focal length     f-number
Focal length   = f-number
(100 to 4000 mm)     ratio

### 3, Reducer / Barlow ?

Type in the magnification, 1= none:

magnification     new focal length
Magnification   = new focal length
(0.20 to 5.00 mag)     new f-number
new f-number
This is very simplified.     ratio

### 4, length and height of sensor ?

Type in the dimension of the sensor:

Sensor length Sensor height   Sensor diagonal
= Sensor diagonal
(4 to 70 mm) (3 to 60 mm)   mm

The length must always be longer than the height or equal.

### 5, filter data ?

Type in the distance from filter to sensor:

Distance     Minimum filter diameter
circular filter = Minimum filter diameter
(4 to 150 mm)     diameter mm
rectangular filter Minimum filter length Minimum filter height
length mm height mm

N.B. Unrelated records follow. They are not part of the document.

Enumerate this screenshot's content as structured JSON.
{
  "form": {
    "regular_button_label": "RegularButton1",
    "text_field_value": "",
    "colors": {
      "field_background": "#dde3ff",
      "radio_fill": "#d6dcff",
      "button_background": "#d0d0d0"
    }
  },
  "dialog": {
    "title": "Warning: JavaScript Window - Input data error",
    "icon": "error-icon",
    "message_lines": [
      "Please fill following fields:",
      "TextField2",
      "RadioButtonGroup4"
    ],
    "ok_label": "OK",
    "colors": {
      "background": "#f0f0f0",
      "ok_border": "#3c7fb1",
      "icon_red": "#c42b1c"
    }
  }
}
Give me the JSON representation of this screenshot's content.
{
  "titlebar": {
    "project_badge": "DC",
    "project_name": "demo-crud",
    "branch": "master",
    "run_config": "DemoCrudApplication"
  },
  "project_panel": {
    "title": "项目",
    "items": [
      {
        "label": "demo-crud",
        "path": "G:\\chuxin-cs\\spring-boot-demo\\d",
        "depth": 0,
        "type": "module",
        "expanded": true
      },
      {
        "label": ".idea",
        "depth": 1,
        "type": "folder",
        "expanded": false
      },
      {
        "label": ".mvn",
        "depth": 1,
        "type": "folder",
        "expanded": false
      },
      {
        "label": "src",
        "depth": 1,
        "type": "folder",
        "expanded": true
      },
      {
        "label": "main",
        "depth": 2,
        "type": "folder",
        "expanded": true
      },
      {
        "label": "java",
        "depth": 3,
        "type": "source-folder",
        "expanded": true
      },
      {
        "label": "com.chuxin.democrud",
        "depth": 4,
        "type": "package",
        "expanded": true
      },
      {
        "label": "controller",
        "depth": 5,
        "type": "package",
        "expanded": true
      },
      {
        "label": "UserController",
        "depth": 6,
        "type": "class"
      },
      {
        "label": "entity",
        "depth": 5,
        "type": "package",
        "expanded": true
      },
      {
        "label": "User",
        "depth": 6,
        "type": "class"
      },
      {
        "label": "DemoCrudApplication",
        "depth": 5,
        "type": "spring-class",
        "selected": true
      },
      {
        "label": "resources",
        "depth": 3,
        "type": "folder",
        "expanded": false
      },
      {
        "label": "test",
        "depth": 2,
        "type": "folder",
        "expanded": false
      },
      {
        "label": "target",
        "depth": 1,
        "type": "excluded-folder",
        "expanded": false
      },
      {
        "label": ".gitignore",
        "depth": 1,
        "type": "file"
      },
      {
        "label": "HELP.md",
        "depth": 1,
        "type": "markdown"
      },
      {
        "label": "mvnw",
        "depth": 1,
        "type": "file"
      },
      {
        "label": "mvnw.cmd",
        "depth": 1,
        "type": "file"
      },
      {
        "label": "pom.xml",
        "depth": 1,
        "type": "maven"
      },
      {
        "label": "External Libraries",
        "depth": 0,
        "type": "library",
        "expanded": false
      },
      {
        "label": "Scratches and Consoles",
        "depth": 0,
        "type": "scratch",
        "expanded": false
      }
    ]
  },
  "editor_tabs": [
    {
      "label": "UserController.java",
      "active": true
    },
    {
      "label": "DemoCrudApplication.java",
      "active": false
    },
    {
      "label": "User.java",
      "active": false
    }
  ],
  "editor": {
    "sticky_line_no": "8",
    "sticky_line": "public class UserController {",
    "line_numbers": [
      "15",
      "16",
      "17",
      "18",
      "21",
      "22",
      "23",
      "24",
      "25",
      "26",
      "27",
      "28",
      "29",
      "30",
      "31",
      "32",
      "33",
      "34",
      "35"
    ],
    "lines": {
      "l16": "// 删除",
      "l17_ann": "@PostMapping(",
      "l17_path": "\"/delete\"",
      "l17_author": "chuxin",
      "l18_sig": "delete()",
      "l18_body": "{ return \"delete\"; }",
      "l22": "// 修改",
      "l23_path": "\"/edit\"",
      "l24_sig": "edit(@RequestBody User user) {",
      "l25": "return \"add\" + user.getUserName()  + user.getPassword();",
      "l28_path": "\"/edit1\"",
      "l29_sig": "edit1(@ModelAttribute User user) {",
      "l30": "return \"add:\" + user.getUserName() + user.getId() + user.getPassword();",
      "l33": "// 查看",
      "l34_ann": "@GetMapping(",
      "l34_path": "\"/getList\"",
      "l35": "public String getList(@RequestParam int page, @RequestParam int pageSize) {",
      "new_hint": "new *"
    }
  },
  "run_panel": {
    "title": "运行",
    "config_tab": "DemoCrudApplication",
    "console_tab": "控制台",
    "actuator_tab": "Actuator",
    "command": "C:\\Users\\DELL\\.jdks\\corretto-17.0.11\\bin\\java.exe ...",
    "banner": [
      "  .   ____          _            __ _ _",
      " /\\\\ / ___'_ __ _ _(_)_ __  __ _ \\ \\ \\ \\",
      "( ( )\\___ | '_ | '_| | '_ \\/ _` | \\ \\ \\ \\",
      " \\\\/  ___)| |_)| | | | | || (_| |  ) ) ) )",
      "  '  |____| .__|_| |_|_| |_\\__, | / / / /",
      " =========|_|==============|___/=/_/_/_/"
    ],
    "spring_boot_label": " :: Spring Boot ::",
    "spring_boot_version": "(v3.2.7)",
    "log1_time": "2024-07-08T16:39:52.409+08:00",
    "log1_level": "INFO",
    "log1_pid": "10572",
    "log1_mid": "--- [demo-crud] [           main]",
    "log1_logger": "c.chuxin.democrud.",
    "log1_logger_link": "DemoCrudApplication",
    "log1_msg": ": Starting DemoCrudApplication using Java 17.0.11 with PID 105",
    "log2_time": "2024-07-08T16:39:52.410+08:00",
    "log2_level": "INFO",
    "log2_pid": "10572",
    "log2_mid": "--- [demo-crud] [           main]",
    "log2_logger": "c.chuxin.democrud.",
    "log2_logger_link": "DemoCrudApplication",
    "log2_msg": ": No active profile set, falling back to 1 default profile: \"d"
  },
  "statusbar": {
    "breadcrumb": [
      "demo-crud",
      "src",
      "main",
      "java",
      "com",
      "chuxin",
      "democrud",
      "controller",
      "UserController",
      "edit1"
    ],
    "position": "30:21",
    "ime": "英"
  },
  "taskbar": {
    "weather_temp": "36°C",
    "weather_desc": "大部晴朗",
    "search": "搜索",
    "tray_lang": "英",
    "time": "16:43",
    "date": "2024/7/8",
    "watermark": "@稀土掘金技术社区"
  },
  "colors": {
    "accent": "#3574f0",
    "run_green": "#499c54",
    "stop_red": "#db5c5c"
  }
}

This is the free opening of the filter, add at least 2 mm to the minimum diameter. The most common rectangular filter is the 50 x 50 mm. Too small and it will cause vignetting, too big and it will empty your wallet. Note: Many strong reducers have very small output lens diameters and can't take advantage of a correct designed filter diameter, no need to have a bigger diameter on the filter than the output lens of the reducer.

The filter must be centered exact around the optical axis, the sensor too, otherwise you need a bigger diameter filter. If you look down into the telescope you can normally see if there is something blocking the light ray, have the shutter open. Move the eye from side to side of the lens (I haven't tried this on a mirror telescope), even at the edges of the lens you shall see the whole sensor at bottom of the telescope.

### 6, off-axis adapter data ?

Type in the distance from center of prism to sensor:

Distance     minimum distance
from optical axis
= Minimum distance from
prism to optical axis
(4 to 150 mm)     mm

This is the case when the prism is directed to the center of the long side of the sensor. Minimum distance from the bottom of the prism to optical axis, add at least 2 mm to the minimum distance. This is normally a trail and error process. You want it to be as close as possible but not cause any vignetting. See my tutorial how to setup an off-axis adapter.